= Work request =
Every single entry that follows must be copied exactly.

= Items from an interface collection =
○ ○ ○
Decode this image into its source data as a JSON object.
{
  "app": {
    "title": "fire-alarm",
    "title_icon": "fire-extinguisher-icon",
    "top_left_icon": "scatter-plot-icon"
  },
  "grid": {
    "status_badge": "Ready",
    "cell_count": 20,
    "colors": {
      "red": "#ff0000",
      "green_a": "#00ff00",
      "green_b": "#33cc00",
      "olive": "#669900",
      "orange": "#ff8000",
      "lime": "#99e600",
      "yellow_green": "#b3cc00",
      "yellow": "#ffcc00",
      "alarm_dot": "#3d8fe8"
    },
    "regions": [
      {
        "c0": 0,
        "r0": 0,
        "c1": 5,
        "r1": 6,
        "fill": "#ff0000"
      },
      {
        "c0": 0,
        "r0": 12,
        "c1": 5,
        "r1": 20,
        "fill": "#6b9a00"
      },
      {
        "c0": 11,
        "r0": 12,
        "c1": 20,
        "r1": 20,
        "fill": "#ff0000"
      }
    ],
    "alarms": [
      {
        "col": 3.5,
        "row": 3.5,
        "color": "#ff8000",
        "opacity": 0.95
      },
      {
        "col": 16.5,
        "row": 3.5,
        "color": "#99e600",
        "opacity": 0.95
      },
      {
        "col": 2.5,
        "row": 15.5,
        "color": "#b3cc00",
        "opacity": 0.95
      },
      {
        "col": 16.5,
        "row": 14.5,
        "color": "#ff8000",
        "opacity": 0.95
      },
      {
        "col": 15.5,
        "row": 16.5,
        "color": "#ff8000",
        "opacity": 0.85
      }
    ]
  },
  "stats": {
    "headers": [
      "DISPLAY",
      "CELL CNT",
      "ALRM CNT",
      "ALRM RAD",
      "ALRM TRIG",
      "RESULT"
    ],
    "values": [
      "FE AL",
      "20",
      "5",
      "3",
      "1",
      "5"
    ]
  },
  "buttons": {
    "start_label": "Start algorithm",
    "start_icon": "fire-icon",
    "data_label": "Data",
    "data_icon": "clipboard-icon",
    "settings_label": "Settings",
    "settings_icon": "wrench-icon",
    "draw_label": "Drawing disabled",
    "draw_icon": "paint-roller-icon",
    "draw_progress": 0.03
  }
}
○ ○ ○
= Answer below =
Decode this image into its source data as a JSON object.
{
  "app": {
    "title": "fire-alarm",
    "title_icon": "fire-extinguisher-icon",
    "top_left_icon": "scatter-plot-icon"
  },
  "grid": {
    "status_badge": "Ready",
    "cell_count": 20,
    "colors": {
      "red": "#ff0000",
      "green_a": "#00ff00",
      "green_b": "#33cc00",
      "olive": "#669900",
      "orange": "#ff8000",
      "lime": "#99e600",
      "yellow_green": "#b3cc00",
      "yellow": "#ffcc00",
      "alarm_dot": "#3d8fe8"
    },
    "regions": [
      {
        "c0": 0,
        "r0": 0,
        "c1": 5,
        "r1": 6,
        "fill": "#ff0000"
      },
      {
        "c0": 0,
        "r0": 12,
        "c1": 5,
        "r1": 20,
        "fill": "#6b9a00"
      },
      {
        "c0": 11,
        "r0": 12,
        "c1": 20,
        "r1": 20,
        "fill": "#ff0000"
      }
    ],
    "alarms": [
      {
        "col": 3.5,
        "row": 3.5,
        "color": "#ff8000",
        "opacity": 0.95
      },
      {
        "col": 16.5,
        "row": 3.5,
        "color": "#99e600",
        "opacity": 0.95
      },
      {
        "col": 2.5,
        "row": 15.5,
        "color": "#b3cc00",
        "opacity": 0.95
      },
      {
        "col": 16.5,
        "row": 14.5,
        "color": "#ff8000",
        "opacity": 0.95
      },
      {
        "col": 15.5,
        "row": 16.5,
        "color": "#ff8000",
        "opacity": 0.85
      }
    ]
  },
  "stats": {
    "headers": [
      "DISPLAY",
      "CELL CNT",
      "ALRM CNT",
      "ALRM RAD",
      "ALRM TRIG",
      "RESULT"
    ],
    "values": [
      "FE AL",
      "20",
      "5",
      "3",
      "1",
      "5"
    ]
  },
  "buttons": {
    "start_label": "Start algorithm",
    "start_icon": "fire-icon",
    "data_label": "Data",
    "data_icon": "clipboard-icon",
    "settings_label": "Settings",
    "settings_icon": "wrench-icon",
    "draw_label": "Drawing disabled",
    "draw_icon": "paint-roller-icon",
    "draw_progress": 0.03
  }
}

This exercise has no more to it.